How Covid-19 has changed Kenyan drinking habits

Kenyan drinkers are consuming more spirits and less beer as a result of Covid-19 restrictions, according to regional market leader East African Breweries (EAB), in which Diageo has a majority stake. With Kenyan president Uhuru Kenyatta citing young people going out and consuming alcohol as a factor in the spread of Covid-19, sales of alcoholic drinks are currently only permitted until 7.30 p.m., with a complete ban on restaurant sales.
Speaking to The Africa Report, Risper Ohaga, chief financial officer of EAB, commented that the shift from beer to spirits was due to the fact that beer was more likely to be consumed out of home and less likely to be drunk at home than spirits. She added that while sales had bottomed out in June, “Customer behaviour will not bounce back soon and neither will their pockets.”
The fact that excise duty on spirits is lower than beer may also be a factor, with beer distributors calling on the government to postpone an inflation-linked increase in duty on beer planned for the next financial year. Excise duty currently accounts for around two-thirds of the retail price of beer in Kenya. “The government has focused on beer [as a source of revenue], as consumption is more widespread and generates more revenue than spirits,” Ohaga noted.
A trade group representing beer distributors recently claimed that around 13,500 bars in Kenya had permanently closed as a result of Covid-19. According to Phyllis Wakiaga, CEO of the Kenyan Association of Manufacturers, most makers of alcoholic drinks have seen their sales decline by between 30% and 70% since March.
A SagaPoll survey conducted in July 2020 found that 12% of Kenyan adults had recently consumed beer, with the average consumer partaking 1.6 times a week. Meanwhile, whiskey and vodka were found to be the most popular spirits, having been recently consumed by 10% and 9% of adults, respectively. An earlier SagaPoll survey conducted in May found that 54% of Kenyan drinkers had reduced their consumption of alcohol since the onset of Covid-19, compared with a figure of 49% in Cote d’Ivoire.

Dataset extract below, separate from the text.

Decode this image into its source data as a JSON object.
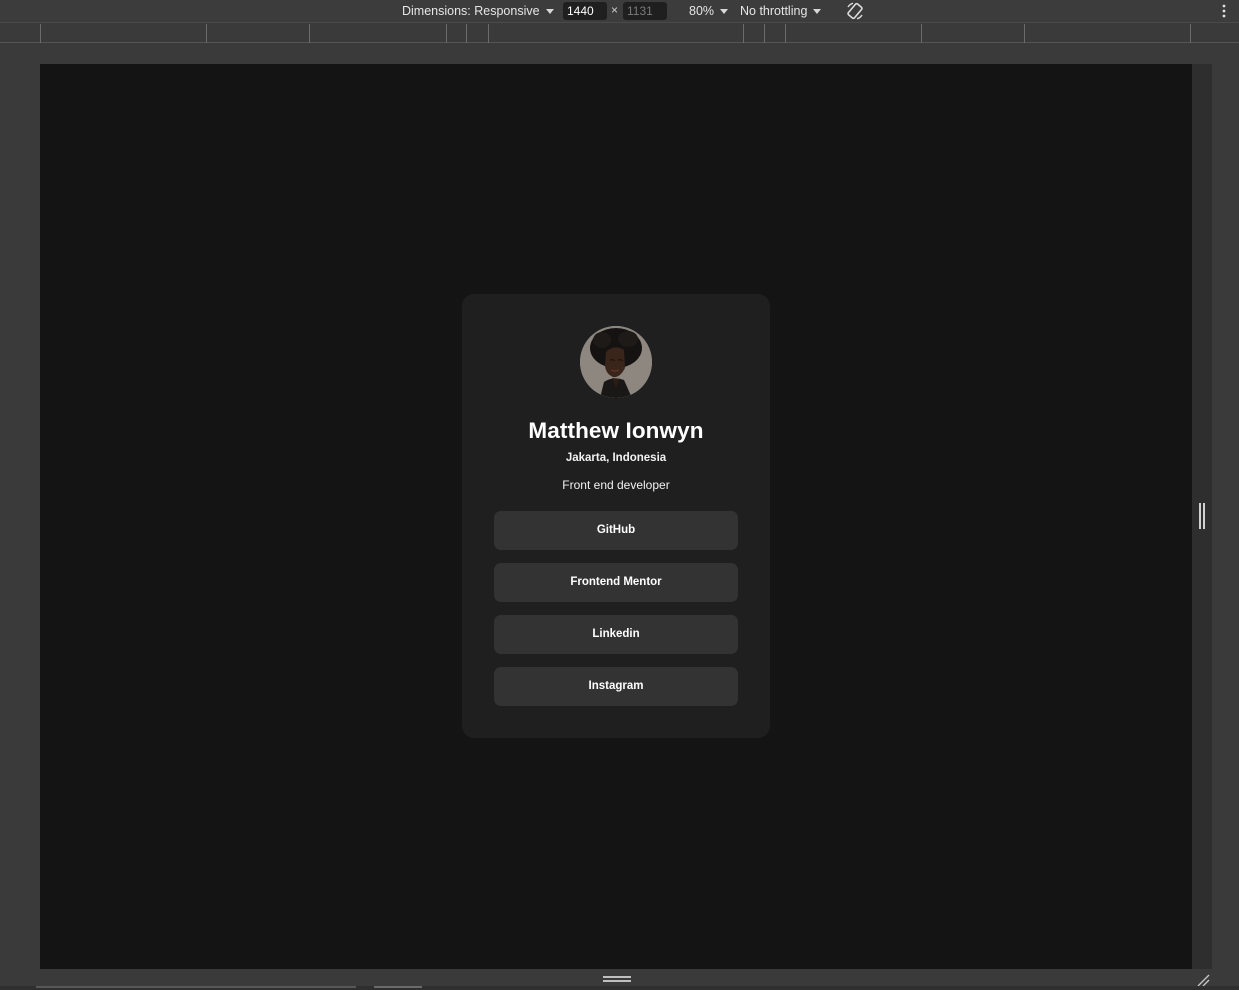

The Sagaci Research View: With no end currently in sight to this healthcare emergency and the discretionary incomes of many being squeezed, Kenyan consumers are unlikely to return to their pre-Covid drinking habits any time soon. A cut in excise duty, or at least a freeze, would bring some relief to brewers, but a cash-strapped government is likely to have other priorities at the moment.